[WHAT IS BEING ASKED] Could you repeat all of the entries below, character for character?

======== AVAILABLE DATA

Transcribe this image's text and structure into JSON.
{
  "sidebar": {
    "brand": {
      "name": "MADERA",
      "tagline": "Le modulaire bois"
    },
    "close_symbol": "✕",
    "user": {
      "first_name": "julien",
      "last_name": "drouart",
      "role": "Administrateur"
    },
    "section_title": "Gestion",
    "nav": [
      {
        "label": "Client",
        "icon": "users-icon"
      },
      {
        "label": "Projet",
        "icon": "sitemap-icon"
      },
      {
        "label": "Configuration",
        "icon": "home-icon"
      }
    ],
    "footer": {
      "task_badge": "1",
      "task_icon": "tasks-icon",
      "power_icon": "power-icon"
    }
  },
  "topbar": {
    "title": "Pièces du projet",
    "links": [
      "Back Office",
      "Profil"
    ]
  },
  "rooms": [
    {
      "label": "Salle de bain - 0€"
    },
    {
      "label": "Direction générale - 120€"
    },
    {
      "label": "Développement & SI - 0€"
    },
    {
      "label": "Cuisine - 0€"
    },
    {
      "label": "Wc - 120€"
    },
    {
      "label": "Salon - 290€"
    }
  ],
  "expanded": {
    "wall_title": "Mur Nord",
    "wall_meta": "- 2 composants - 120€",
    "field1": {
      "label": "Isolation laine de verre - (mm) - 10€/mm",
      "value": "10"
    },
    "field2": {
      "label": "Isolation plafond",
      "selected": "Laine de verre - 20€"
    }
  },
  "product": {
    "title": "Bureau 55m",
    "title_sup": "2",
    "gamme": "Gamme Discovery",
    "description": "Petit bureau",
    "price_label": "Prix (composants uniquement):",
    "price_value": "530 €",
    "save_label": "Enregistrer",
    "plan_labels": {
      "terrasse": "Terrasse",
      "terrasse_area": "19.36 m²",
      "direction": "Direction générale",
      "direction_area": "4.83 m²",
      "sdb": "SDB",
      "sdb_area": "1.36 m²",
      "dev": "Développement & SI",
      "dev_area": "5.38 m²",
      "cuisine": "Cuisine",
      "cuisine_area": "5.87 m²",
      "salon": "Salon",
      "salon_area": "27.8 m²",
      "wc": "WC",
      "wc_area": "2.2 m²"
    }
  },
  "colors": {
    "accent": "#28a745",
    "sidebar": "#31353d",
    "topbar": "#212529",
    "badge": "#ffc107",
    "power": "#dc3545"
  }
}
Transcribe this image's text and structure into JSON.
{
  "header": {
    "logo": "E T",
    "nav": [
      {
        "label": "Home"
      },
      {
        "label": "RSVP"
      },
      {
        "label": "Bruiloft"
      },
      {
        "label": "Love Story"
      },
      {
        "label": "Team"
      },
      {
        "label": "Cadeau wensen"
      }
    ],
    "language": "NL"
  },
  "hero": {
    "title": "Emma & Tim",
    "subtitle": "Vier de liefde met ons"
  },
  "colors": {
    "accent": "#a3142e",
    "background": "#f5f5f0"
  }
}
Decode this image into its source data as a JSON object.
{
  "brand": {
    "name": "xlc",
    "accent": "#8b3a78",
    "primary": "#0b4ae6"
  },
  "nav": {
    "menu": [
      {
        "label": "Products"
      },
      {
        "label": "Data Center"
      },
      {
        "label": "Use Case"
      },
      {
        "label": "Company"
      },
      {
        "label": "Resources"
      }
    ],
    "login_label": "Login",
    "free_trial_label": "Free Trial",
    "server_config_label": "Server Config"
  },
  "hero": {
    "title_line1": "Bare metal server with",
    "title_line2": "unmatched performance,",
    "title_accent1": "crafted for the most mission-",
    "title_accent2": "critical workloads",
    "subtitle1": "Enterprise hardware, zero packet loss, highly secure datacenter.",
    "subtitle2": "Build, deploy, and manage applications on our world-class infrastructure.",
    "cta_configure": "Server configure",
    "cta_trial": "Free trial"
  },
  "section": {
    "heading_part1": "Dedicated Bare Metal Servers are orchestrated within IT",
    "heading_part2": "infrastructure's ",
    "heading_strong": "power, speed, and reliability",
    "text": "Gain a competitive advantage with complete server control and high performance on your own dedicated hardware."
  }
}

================

[ANSWER TO THE EXERCISE]
Transcribe this image's text and structure into JSON.
{
  "sidebar": {
    "brand": {
      "name": "MADERA",
      "tagline": "Le modulaire bois"
    },
    "close_symbol": "✕",
    "user": {
      "first_name": "julien",
      "last_name": "drouart",
      "role": "Administrateur"
    },
    "section_title": "Gestion",
    "nav": [
      {
        "label": "Client",
        "icon": "users-icon"
      },
      {
        "label": "Projet",
        "icon": "sitemap-icon"
      },
      {
        "label": "Configuration",
        "icon": "home-icon"
      }
    ],
    "footer": {
      "task_badge": "1",
      "task_icon": "tasks-icon",
      "power_icon": "power-icon"
    }
  },
  "topbar": {
    "title": "Pièces du projet",
    "links": [
      "Back Office",
      "Profil"
    ]
  },
  "rooms": [
    {
      "label": "Salle de bain - 0€"
    },
    {
      "label": "Direction générale - 120€"
    },
    {
      "label": "Développement & SI - 0€"
    },
    {
      "label": "Cuisine - 0€"
    },
    {
      "label": "Wc - 120€"
    },
    {
      "label": "Salon - 290€"
    }
  ],
  "expanded": {
    "wall_title": "Mur Nord",
    "wall_meta": "- 2 composants - 120€",
    "field1": {
      "label": "Isolation laine de verre - (mm) - 10€/mm",
      "value": "10"
    },
    "field2": {
      "label": "Isolation plafond",
      "selected": "Laine de verre - 20€"
    }
  },
  "product": {
    "title": "Bureau 55m",
    "title_sup": "2",
    "gamme": "Gamme Discovery",
    "description": "Petit bureau",
    "price_label": "Prix (composants uniquement):",
    "price_value": "530 €",
    "save_label": "Enregistrer",
    "plan_labels": {
      "terrasse": "Terrasse",
      "terrasse_area": "19.36 m²",
      "direction": "Direction générale",
      "direction_area": "4.83 m²",
      "sdb": "SDB",
      "sdb_area": "1.36 m²",
      "dev": "Développement & SI",
      "dev_area": "5.38 m²",
      "cuisine": "Cuisine",
      "cuisine_area": "5.87 m²",
      "salon": "Salon",
      "salon_area": "27.8 m²",
      "wc": "WC",
      "wc_area": "2.2 m²"
    }
  },
  "colors": {
    "accent": "#28a745",
    "sidebar": "#31353d",
    "topbar": "#212529",
    "badge": "#ffc107",
    "power": "#dc3545"
  }
}
Transcribe this image's text and structure into JSON.
{
  "header": {
    "logo": "E T",
    "nav": [
      {
        "label": "Home"
      },
      {
        "label": "RSVP"
      },
      {
        "label": "Bruiloft"
      },
      {
        "label": "Love Story"
      },
      {
        "label": "Team"
      },
      {
        "label": "Cadeau wensen"
      }
    ],
    "language": "NL"
  },
  "hero": {
    "title": "Emma & Tim",
    "subtitle": "Vier de liefde met ons"
  },
  "colors": {
    "accent": "#a3142e",
    "background": "#f5f5f0"
  }
}
Decode this image into its source data as a JSON object.
{
  "brand": {
    "name": "xlc",
    "accent": "#8b3a78",
    "primary": "#0b4ae6"
  },
  "nav": {
    "menu": [
      {
        "label": "Products"
      },
      {
        "label": "Data Center"
      },
      {
        "label": "Use Case"
      },
      {
        "label": "Company"
      },
      {
        "label": "Resources"
      }
    ],
    "login_label": "Login",
    "free_trial_label": "Free Trial",
    "server_config_label": "Server Config"
  },
  "hero": {
    "title_line1": "Bare metal server with",
    "title_line2": "unmatched performance,",
    "title_accent1": "crafted for the most mission-",
    "title_accent2": "critical workloads",
    "subtitle1": "Enterprise hardware, zero packet loss, highly secure datacenter.",
    "subtitle2": "Build, deploy, and manage applications on our world-class infrastructure.",
    "cta_configure": "Server configure",
    "cta_trial": "Free trial"
  },
  "section": {
    "heading_part1": "Dedicated Bare Metal Servers are orchestrated within IT",
    "heading_part2": "infrastructure's ",
    "heading_strong": "power, speed, and reliability",
    "text": "Gain a competitive advantage with complete server control and high performance on your own dedicated hardware."
  }
}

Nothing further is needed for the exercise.